- Arch Dis Child 2014 Dec 5.
Paediatric tuberculosis (TB) has long been an evasive entity for public health practitioners striving to control the disease. Owing to difficulty in diagnosis of paediatric TB, incidence estimates based on current case detection fall short of actual rates. The four high-burden countries in South Asia (SA-HBC)-Afghanistan, Pakistan, India and Bangladesh-alone account for >75% of missed TB cases worldwide. It follows that these countries are also responsible for a large although unmeasured proportion of missed paediatric cases. In view of current Millennium Development Goals recommending a scale-up of paediatric TB detection and management globally, there is a dire need to improve paediatric TB programmes in these high-burden countries. Inherent problems with diagnosis of paediatric TB are compounded by programmatic and social barriers in SA-HBC. We have reviewed the current situation of TB control programmes in SA-HBC countries based on published statistics and performed a strengths, weaknesses, opportunities and threats situational analysis with a view towards identifying critical issues operant in the region posing barriers to improving paediatric TB control.
- Mini-magnets causing scrotal emergency in a 12-year-old boy. [JOURNAL ARTICLE]
- Arch Dis Child 2014 Dec 5.

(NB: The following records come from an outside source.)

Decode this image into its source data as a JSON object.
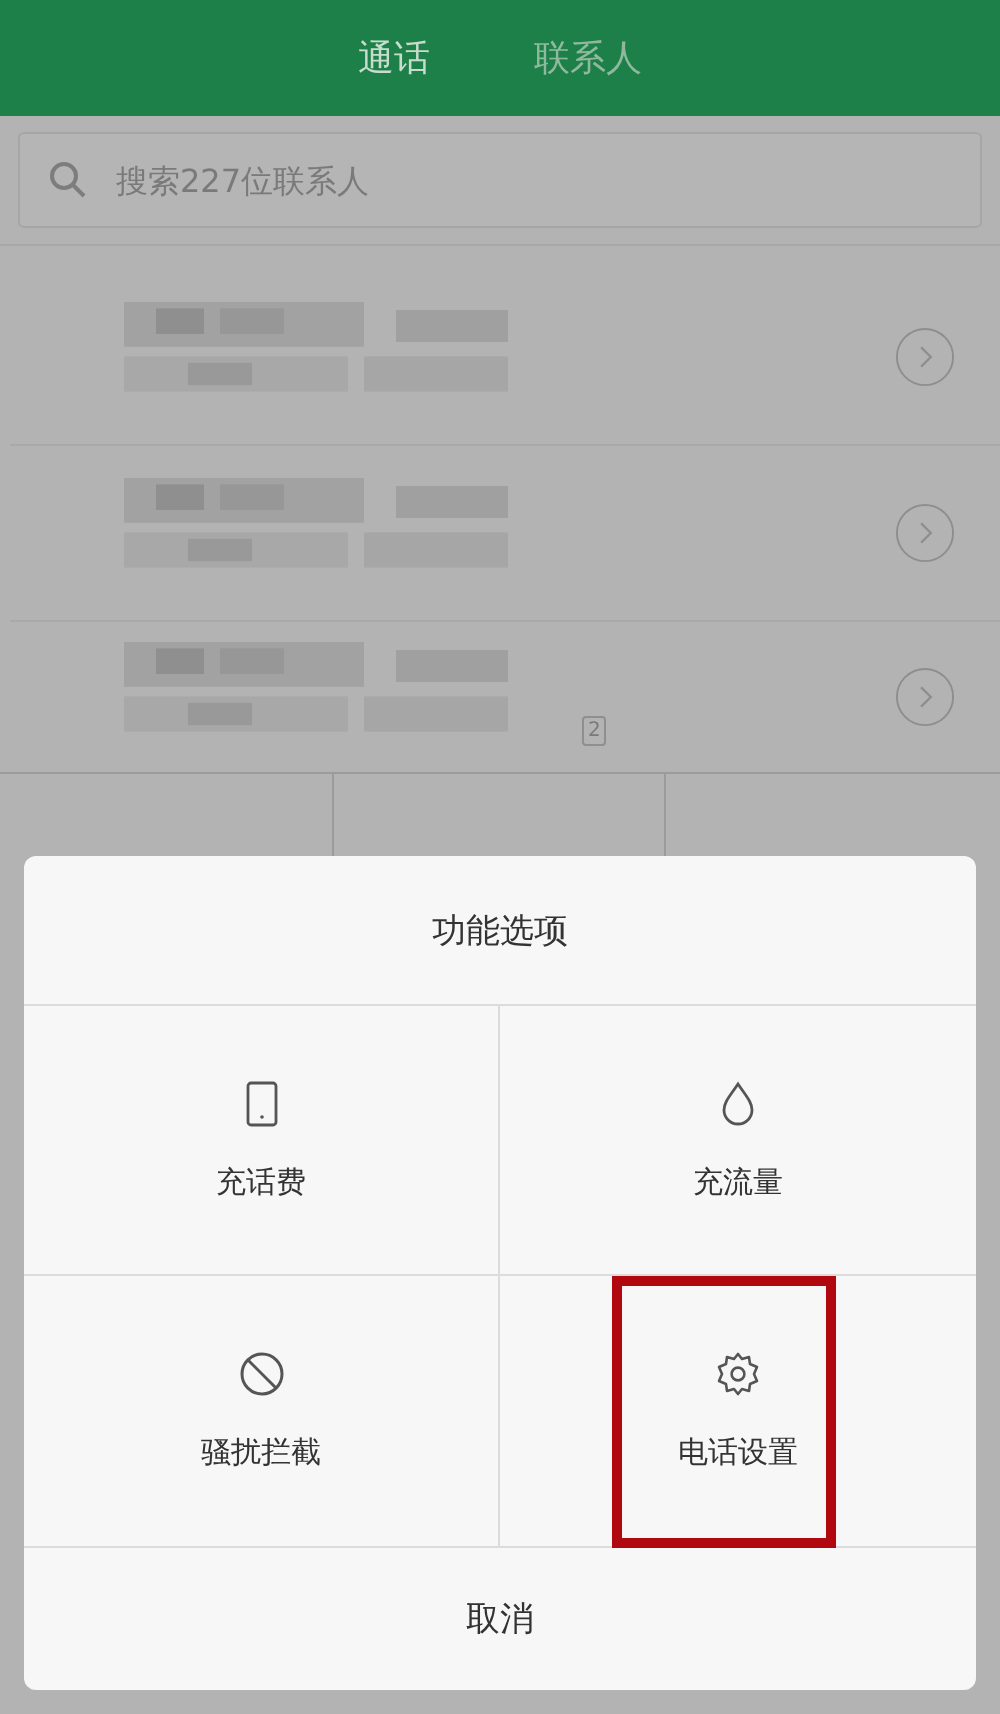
{
  "tabs": [
    {
      "label": "通话",
      "selected": true
    },
    {
      "label": "联系人",
      "selected": false
    }
  ],
  "search": {
    "placeholder": "搜索227位联系人"
  },
  "calls": [
    {
      "kind": "redacted"
    },
    {
      "kind": "redacted"
    },
    {
      "kind": "redacted",
      "badge": "2"
    }
  ],
  "dialog": {
    "title": "功能选项",
    "items": [
      {
        "label": "充话费",
        "highlighted": false
      },
      {
        "label": "充流量",
        "highlighted": false
      },
      {
        "label": "骚扰拦截",
        "highlighted": false
      },
      {
        "label": "电话设置",
        "highlighted": true
      }
    ],
    "cancel": "取消"
  }
}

- Physical and neurodevelopmental outcomes in children with single-ventricle circulation. [JOURNAL ARTICLE]
- Arch Dis Child 2014 Dec 5.
To investigate longer-term physical and neurodevelopmental outcomes of patients with hypoplastic left heart syndrome (HLHS) compared with other patients with functionally single-ventricle circulation surviving beyond the age of 10 years.A retrospective, observational study from a UK tertiary centre for paediatric cardiology.58 patients with HLHS and 44 non-HLHS patients with single-ventricle physiology were included. Subjective reduction in exercise tolerance was reported in 72% (95% CI 61% to 84%) of patients with HLHS and 45% (31% to 60%) non-HLHS patients. Compared with non-HLHS patients, educational concerns were reported more frequently in patients with HLHS, 41% (29% to 54%) vs 23% (10% to 35%), as was a diagnosis of a behaviour disorder (autism or attention deficit hyperactivity disorder) 12% (4% to 21%) vs 0%, and referral to other specialist services 67% (55% to 79%) vs 48% (33% to 63%).Within a group of young people with complex congenital heart disease, those with HLHS are likely to have worse physical, psychological and educational outcomes.